Jim Fitzpatrick: Right. That’s right. That’s right. Because some of these things sounds like, to your point, sound so easy to do. Greet a customer properly, let alone do a walk around on the car to make sure that that service advisor is doing a complete walk around to see if there’s anything else that’s needed, might be tires or might be scratches on the underside of the car, or whatever it might be. And that seems to still be a problem for service advisors to do. And I know we’re painted with a broad brush. There’s a lot of very good service advisors out there that work at great dealer groups, but we’re talking about the vast majority here, right?

John Fairchild: Sure. Yeah. And again, I think that really what it boils down to is management interaction, engagement, management really getting involved in the process and not hiding behind their desk or hiding in their office. There is a certain amount of management that has to occur within the office and certainly that’s important to be there to crunch the numbers appropriately, to do payroll, to make sure that your warranty trends are right. Make sure that your customer satisfaction trends are going in the right way and to do planning, proper planning. But when it comes down to it, we’ve got to have somebody in the drive that’s a code-

Jim Fitzpatrick: By walking around.

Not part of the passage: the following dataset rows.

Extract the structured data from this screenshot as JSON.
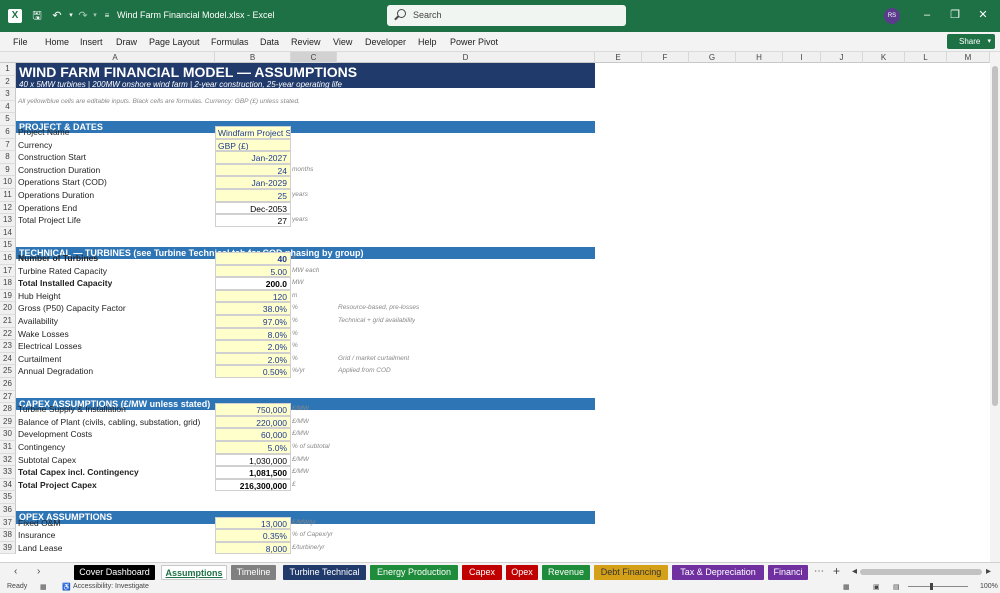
{
  "window": {
    "title": "Wind Farm Financial Model.xlsx  -  Excel",
    "search_placeholder": "Search",
    "user_initials": "RS"
  },
  "menu": [
    "File",
    "Home",
    "Insert",
    "Draw",
    "Page Layout",
    "Formulas",
    "Data",
    "Review",
    "View",
    "Developer",
    "Help",
    "Power Pivot"
  ],
  "share_label": "Share",
  "columns": [
    "A",
    "B",
    "C",
    "D",
    "E",
    "F",
    "G",
    "H",
    "I",
    "J",
    "K",
    "L",
    "M"
  ],
  "sheet": {
    "title": "WIND FARM FINANCIAL MODEL — ASSUMPTIONS",
    "subtitle": "40 x 5MW turbines | 200MW onshore wind farm | 2-year construction, 25-year operating life",
    "note": "All yellow/blue cells are editable inputs. Black cells are formulas. Currency: GBP (£) unless stated.",
    "sections": {
      "project": "PROJECT & DATES",
      "technical": "TECHNICAL — TURBINES  (see Turbine Technical tab for COD phasing by group)",
      "capex": "CAPEX ASSUMPTIONS (£/MW unless stated)",
      "opex": "OPEX ASSUMPTIONS"
    },
    "rows": [
      {
        "label": "Project Name",
        "value": "Windfarm Project SPV Ltd",
        "unit": "",
        "note": ""
      },
      {
        "label": "Currency",
        "value": "GBP (£)",
        "unit": "",
        "note": ""
      },
      {
        "label": "Construction Start",
        "value": "Jan-2027",
        "unit": "",
        "note": ""
      },
      {
        "label": "Construction Duration",
        "value": "24",
        "unit": "months",
        "note": ""
      },
      {
        "label": "Operations Start (COD)",
        "value": "Jan-2029",
        "unit": "",
        "note": ""
      },
      {
        "label": "Operations Duration",
        "value": "25",
        "unit": "years",
        "note": ""
      },
      {
        "label": "Operations End",
        "value": "Dec-2053",
        "unit": "",
        "note": ""
      },
      {
        "label": "Total Project Life",
        "value": "27",
        "unit": "years",
        "note": ""
      },
      {
        "label": "Number of Turbines",
        "value": "40",
        "unit": "#",
        "note": ""
      },
      {
        "label": "Turbine Rated Capacity",
        "value": "5.00",
        "unit": "MW each",
        "note": ""
      },
      {
        "label": "Total Installed Capacity",
        "value": "200.0",
        "unit": "MW",
        "note": ""
      },
      {
        "label": "Hub Height",
        "value": "120",
        "unit": "m",
        "note": ""
      },
      {
        "label": "Gross (P50) Capacity Factor",
        "value": "38.0%",
        "unit": "%",
        "note": "Resource-based, pre-losses"
      },
      {
        "label": "Availability",
        "value": "97.0%",
        "unit": "%",
        "note": "Technical + grid availability"
      },
      {
        "label": "Wake Losses",
        "value": "8.0%",
        "unit": "%",
        "note": ""
      },
      {
        "label": "Electrical Losses",
        "value": "2.0%",
        "unit": "%",
        "note": ""
      },
      {
        "label": "Curtailment",
        "value": "2.0%",
        "unit": "%",
        "note": "Grid / market curtailment"
      },
      {
        "label": "Annual Degradation",
        "value": "0.50%",
        "unit": "%/yr",
        "note": "Applied from COD"
      },
      {
        "label": "Turbine Supply & Installation",
        "value": "750,000",
        "unit": "£/MW",
        "note": ""
      },
      {
        "label": "Balance of Plant (civils, cabling, substation, grid)",
        "value": "220,000",
        "unit": "£/MW",
        "note": ""
      },
      {
        "label": "Development Costs",
        "value": "60,000",
        "unit": "£/MW",
        "note": ""
      },
      {
        "label": "Contingency",
        "value": "5.0%",
        "unit": "% of subtotal",
        "note": ""
      },
      {
        "label": "Subtotal Capex",
        "value": "1,030,000",
        "unit": "£/MW",
        "note": ""
      },
      {
        "label": "Total Capex incl. Contingency",
        "value": "1,081,500",
        "unit": "£/MW",
        "note": ""
      },
      {
        "label": "Total Project Capex",
        "value": "216,300,000",
        "unit": "£",
        "note": ""
      },
      {
        "label": "Fixed O&M",
        "value": "13,000",
        "unit": "£/MW/yr",
        "note": ""
      },
      {
        "label": "Insurance",
        "value": "0.35%",
        "unit": "% of Capex/yr",
        "note": ""
      },
      {
        "label": "Land Lease",
        "value": "8,000",
        "unit": "£/turbine/yr",
        "note": ""
      }
    ]
  },
  "tabs": [
    {
      "label": "Cover Dashboard",
      "color": "#000000"
    },
    {
      "label": "Assumptions",
      "color": "#ffffff"
    },
    {
      "label": "Timeline",
      "color": "#808080"
    },
    {
      "label": "Turbine Technical",
      "color": "#1f3a6b"
    },
    {
      "label": "Energy Production",
      "color": "#1e8c3a"
    },
    {
      "label": "Capex",
      "color": "#c00000"
    },
    {
      "label": "Opex",
      "color": "#c00000"
    },
    {
      "label": "Revenue",
      "color": "#1e8c3a"
    },
    {
      "label": "Debt Financing",
      "color": "#d4a017"
    },
    {
      "label": "Tax & Depreciation",
      "color": "#7030a0"
    },
    {
      "label": "Financi",
      "color": "#7030a0"
    }
  ],
  "status": {
    "ready": "Ready",
    "accessibility": "Accessibility: Investigate",
    "zoom": "100%"
  }
}
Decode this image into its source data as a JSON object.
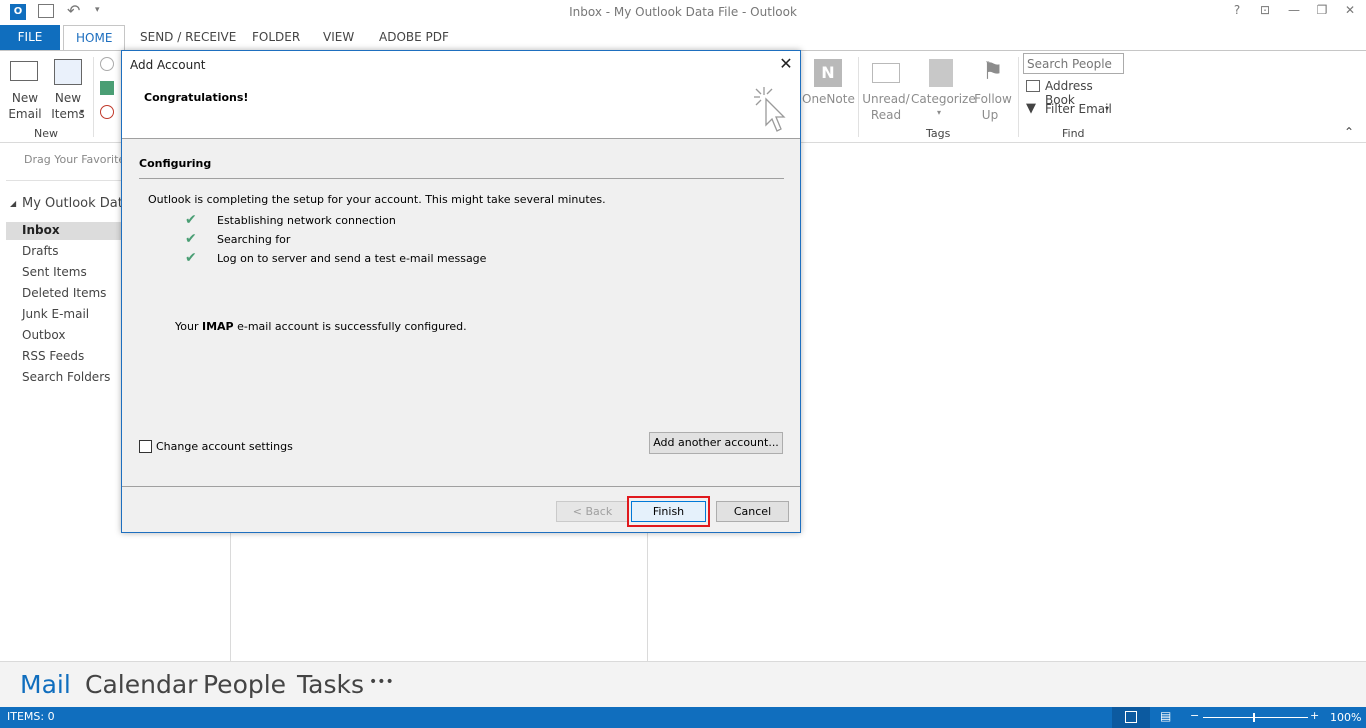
{
  "window": {
    "title": "Inbox - My Outlook Data File - Outlook"
  },
  "tabs": [
    "FILE",
    "HOME",
    "SEND / RECEIVE",
    "FOLDER",
    "VIEW",
    "ADOBE PDF"
  ],
  "ribbon": {
    "new_email_line1": "New",
    "new_email_line2": "Email",
    "new_items_line1": "New",
    "new_items_line2": "Items",
    "group_new": "New",
    "onenote": "OneNote",
    "unread_line1": "Unread/",
    "unread_line2": "Read",
    "categorize": "Categorize",
    "follow_line1": "Follow",
    "follow_line2": "Up",
    "group_tags": "Tags",
    "search_people_placeholder": "Search People",
    "address_book": "Address Book",
    "filter_email": "Filter Email",
    "group_find": "Find"
  },
  "nav": {
    "favorites_hint": "Drag Your Favorite",
    "root": "My Outlook Data",
    "folders": [
      "Inbox",
      "Drafts",
      "Sent Items",
      "Deleted Items",
      "Junk E-mail",
      "Outbox",
      "RSS Feeds",
      "Search Folders"
    ]
  },
  "bottom_nav": {
    "mail": "Mail",
    "calendar": "Calendar",
    "people": "People",
    "tasks": "Tasks",
    "more": "•••"
  },
  "status": {
    "items": "ITEMS: 0",
    "zoom": "100%"
  },
  "dialog": {
    "title": "Add Account",
    "heading": "Congratulations!",
    "section": "Configuring",
    "intro": "Outlook is completing the setup for your account. This might take several minutes.",
    "steps": [
      "Establishing network connection",
      "Searching for",
      "Log on to server and send a test e-mail message"
    ],
    "success_prefix": "Your ",
    "success_bold": "IMAP",
    "success_suffix": " e-mail account is successfully configured.",
    "change_settings": "Change account settings",
    "add_another": "Add another account...",
    "back": "< Back",
    "finish": "Finish",
    "cancel": "Cancel"
  },
  "colors": {
    "accent": "#106ebe",
    "highlight": "#e0191d",
    "check": "#4a9e74"
  }
}
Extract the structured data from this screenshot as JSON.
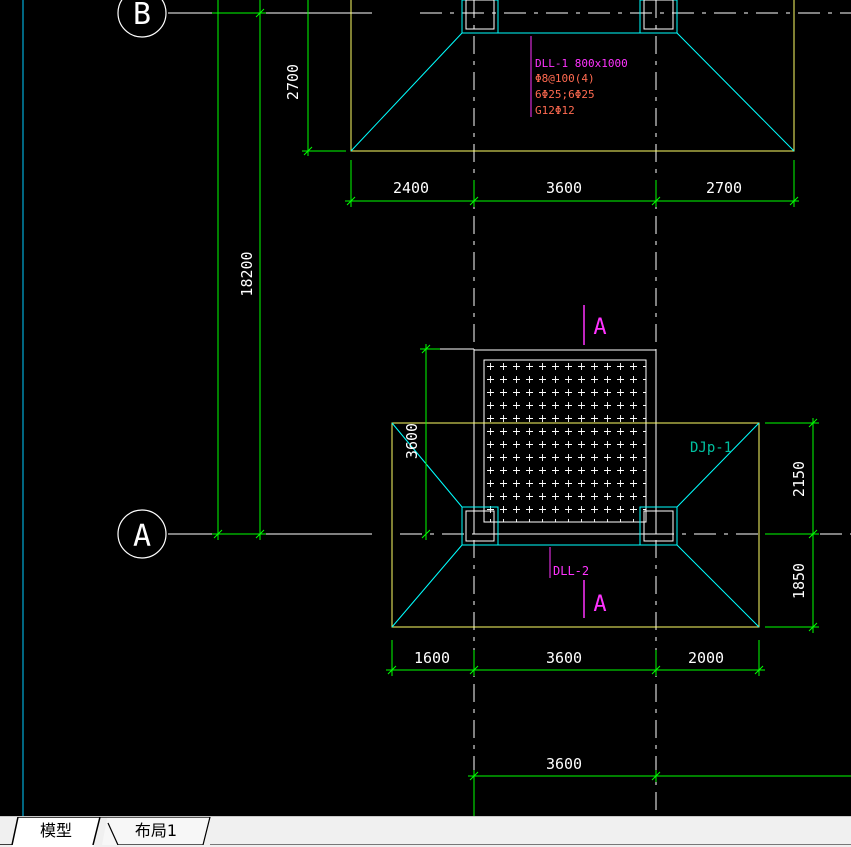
{
  "colors": {
    "background": "#000000",
    "dimension": "#00ff00",
    "foundation_outline": "#ffff66",
    "slope_edge": "#00ffff",
    "axis_line": "#ffffff",
    "beam_label": "#ff33ff",
    "rebar_label": "#ff6a50",
    "section_mark": "#ff33ff",
    "djp_label": "#00c0a0",
    "left_border": "#00ccff"
  },
  "grid_axes": {
    "axis_b": "B",
    "axis_a": "A"
  },
  "dimensions": {
    "top_width_left": "2400",
    "top_width_mid": "3600",
    "top_width_right": "2700",
    "top_height": "2700",
    "axis_spacing": "18200",
    "lower_pad_height": "3600",
    "lower_right_upper": "2150",
    "lower_right_lower": "1850",
    "lower_width_left": "1600",
    "lower_width_mid": "3600",
    "lower_width_right": "2000",
    "bottom_span": "3600"
  },
  "labels": {
    "beam_upper_title": "DLL-1 800x1000",
    "beam_upper_stirrup": "Φ8@100(4)",
    "beam_upper_main": "6Φ25;6Φ25",
    "beam_upper_side": "G12Φ12",
    "beam_lower": "DLL-2",
    "foundation": "DJp-1",
    "section_top": "A",
    "section_bottom": "A"
  },
  "tabs": {
    "model": "模型",
    "layout1": "布局1"
  }
}
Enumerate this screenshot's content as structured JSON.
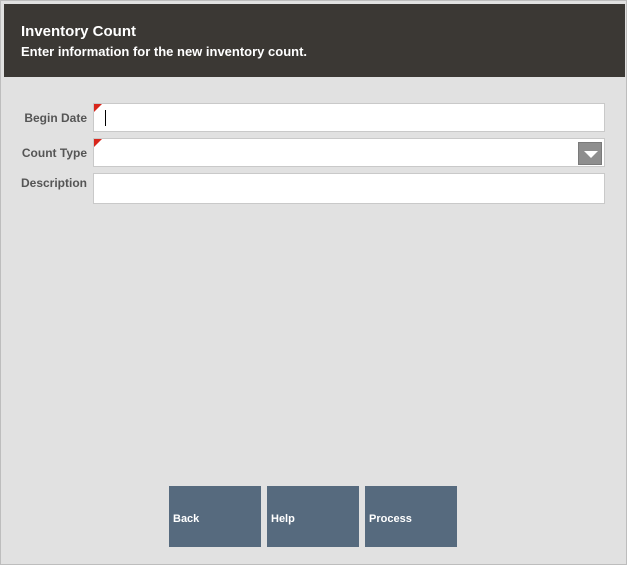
{
  "header": {
    "title": "Inventory Count",
    "subtitle": "Enter information for the new inventory count."
  },
  "form": {
    "begin_date": {
      "label": "Begin Date",
      "value": "",
      "required": true
    },
    "count_type": {
      "label": "Count Type",
      "value": "",
      "required": true
    },
    "description": {
      "label": "Description",
      "value": "",
      "required": false
    }
  },
  "buttons": {
    "back": "Back",
    "help": "Help",
    "process": "Process"
  },
  "colors": {
    "header_bg": "#3b3834",
    "body_bg": "#e1e1e1",
    "button_bg": "#566a7e",
    "required_flag": "#d8261c"
  }
}
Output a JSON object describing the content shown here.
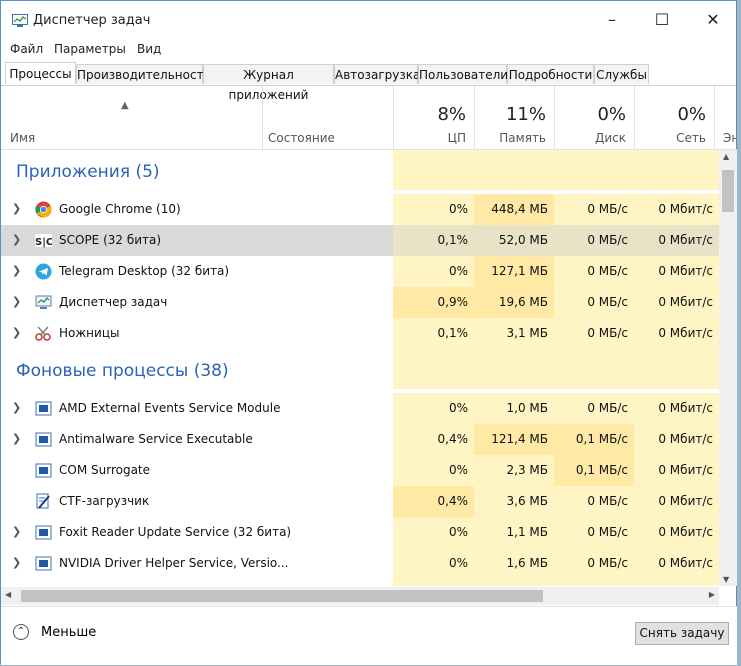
{
  "window": {
    "title": "Диспетчер задач"
  },
  "menu": [
    "Файл",
    "Параметры",
    "Вид"
  ],
  "tabs": [
    "Процессы",
    "Производительность",
    "Журнал приложений",
    "Автозагрузка",
    "Пользователи",
    "Подробности",
    "Службы"
  ],
  "header": {
    "name": "Имя",
    "state": "Состояние",
    "cpu": {
      "pct": "8%",
      "label": "ЦП"
    },
    "mem": {
      "pct": "11%",
      "label": "Память"
    },
    "disk": {
      "pct": "0%",
      "label": "Диск"
    },
    "net": {
      "pct": "0%",
      "label": "Сеть"
    },
    "en": "Эн"
  },
  "groups": {
    "apps": "Приложения (5)",
    "bg": "Фоновые процессы (38)"
  },
  "rows": [
    {
      "name": "Google Chrome (10)",
      "cpu": "0%",
      "mem": "448,4 МБ",
      "disk": "0 МБ/с",
      "net": "0 Мбит/с",
      "icon": "chrome-icon"
    },
    {
      "name": "SCOPE (32 бита)",
      "cpu": "0,1%",
      "mem": "52,0 МБ",
      "disk": "0 МБ/с",
      "net": "0 Мбит/с",
      "icon": "scope-icon"
    },
    {
      "name": "Telegram Desktop (32 бита)",
      "cpu": "0%",
      "mem": "127,1 МБ",
      "disk": "0 МБ/с",
      "net": "0 Мбит/с",
      "icon": "telegram-icon"
    },
    {
      "name": "Диспетчер задач",
      "cpu": "0,9%",
      "mem": "19,6 МБ",
      "disk": "0 МБ/с",
      "net": "0 Мбит/с",
      "icon": "task-manager-icon"
    },
    {
      "name": "Ножницы",
      "cpu": "0,1%",
      "mem": "3,1 МБ",
      "disk": "0 МБ/с",
      "net": "0 Мбит/с",
      "icon": "scissors-icon"
    },
    {
      "name": "AMD External Events Service Module",
      "cpu": "0%",
      "mem": "1,0 МБ",
      "disk": "0 МБ/с",
      "net": "0 Мбит/с",
      "icon": "service-icon"
    },
    {
      "name": "Antimalware Service Executable",
      "cpu": "0,4%",
      "mem": "121,4 МБ",
      "disk": "0,1 МБ/с",
      "net": "0 Мбит/с",
      "icon": "service-icon"
    },
    {
      "name": "COM Surrogate",
      "cpu": "0%",
      "mem": "2,3 МБ",
      "disk": "0,1 МБ/с",
      "net": "0 Мбит/с",
      "icon": "service-icon"
    },
    {
      "name": "CTF-загрузчик",
      "cpu": "0,4%",
      "mem": "3,6 МБ",
      "disk": "0 МБ/с",
      "net": "0 Мбит/с",
      "icon": "ctf-loader-icon"
    },
    {
      "name": "Foxit Reader Update Service (32 бита)",
      "cpu": "0%",
      "mem": "1,1 МБ",
      "disk": "0 МБ/с",
      "net": "0 Мбит/с",
      "icon": "service-icon"
    },
    {
      "name": "NVIDIA Driver Helper Service, Versio...",
      "cpu": "0%",
      "mem": "1,6 МБ",
      "disk": "0 МБ/с",
      "net": "0 Мбит/с",
      "icon": "service-icon"
    }
  ],
  "footer": {
    "less": "Меньше",
    "end_task": "Снять задачу"
  },
  "colors": {
    "heat_light": "#fff4c4",
    "heat_mid": "#ffeaa8",
    "group_title": "#2a63b6",
    "selected_row": "#d9d9d9"
  }
}
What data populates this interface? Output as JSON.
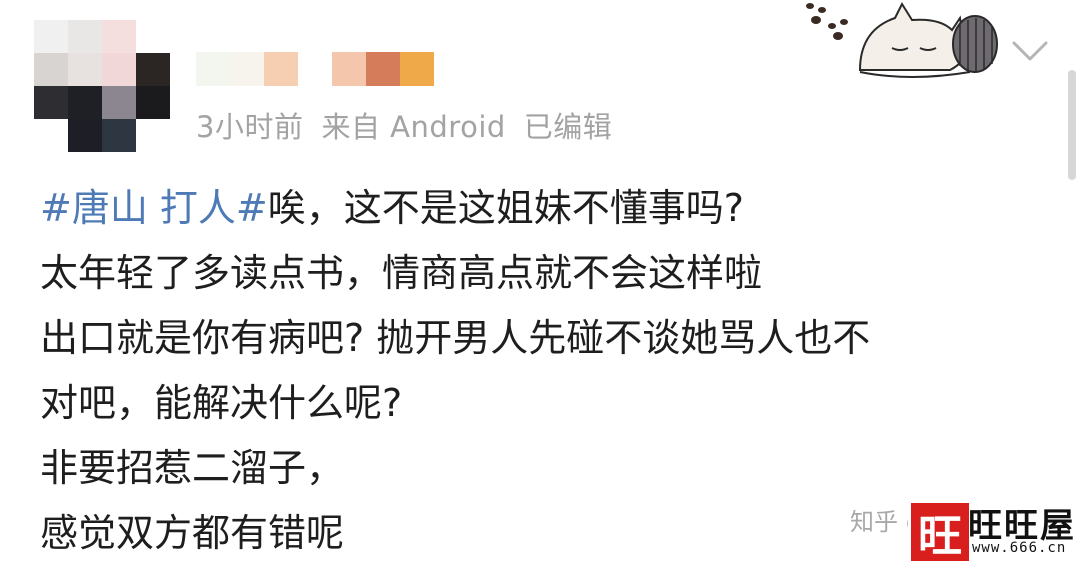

John Fairchild: Yeah, yeah, exactly. No, I’ve heard that expression before and it’s true. Now the size of the dealership also comes into play, so if you’ve got a dealership big enough to where you’ve got a lane manager and a shop foreman per se for the technicians that can do oversight on there, now do we have the right person there? But a smaller dealership, that person is the service manager and so that service manager does have to get his butt out of the seat and go make his rounds and do coaching and get involved with customers and really do the same thing as the service advisor would do with that customer.

Jim Fitzpatrick: Sure. Yeah. And it’s usually boils down to a management issue in a case like this, doesn’t it? What we allow, we teach, right?

John Fairchild: Yeah, absolutely. Yeah. No, if you’re allowing it to happen, then you’re really condoning it and more of it is going to occur. And like we were talking about before we came online is what happens a lot of times is you’ve got people that are habituated to doing a process a certain way that may be, hey God bless them if they didn’t know another way or maybe you’re shorthanded and they’re having to take the path of least resistance to get the thing done. Thank you for helping us. But now if we’re putting a process in getting properly staffed, we’ve got to get on the same bus and get on the right seat of the bus or else sometimes it’s just time to pull that bus over and let them off. Get somebody else on there that is willing.

Jim Fitzpatrick: Sometimes. Let the bus go over the cliff.

John Fairchild: Sometimes that’s the case too. Absolutely.

Jim Fitzpatrick: John Fairchild, Retail Automotive Trainer and president of Fairchild Automotive Solutions. And that’s the key is that you have the solutions.

John Fairchild: Yes sir.

Jim Fitzpatrick: So for these dealer that are out there listening to us, have this discussion today, man, give John a call if you’re wanting to take your 2020 net profit to the Nth degree, right?

John Fairchild: Please do. I’m here for you. I only want dealers that are really committed to change, Jim.

Jim Fitzpatrick: And you’re real world. I know because I’ve been in the business and talking to you over the years. These are real life solutions.

John Fairchild: I’m a real guy.

Jim Fitzpatrick: You are, yeah. Well thank you so much for joining us.

John Fairchild: Thank you. I appreciate the time to be in the studio and it’s always a pleasure.

Jim Fitzpatrick: Yeah, it’s great having you.

John Fairchild: Thank you.

Jim Fitzpatrick: Yeah, thanks.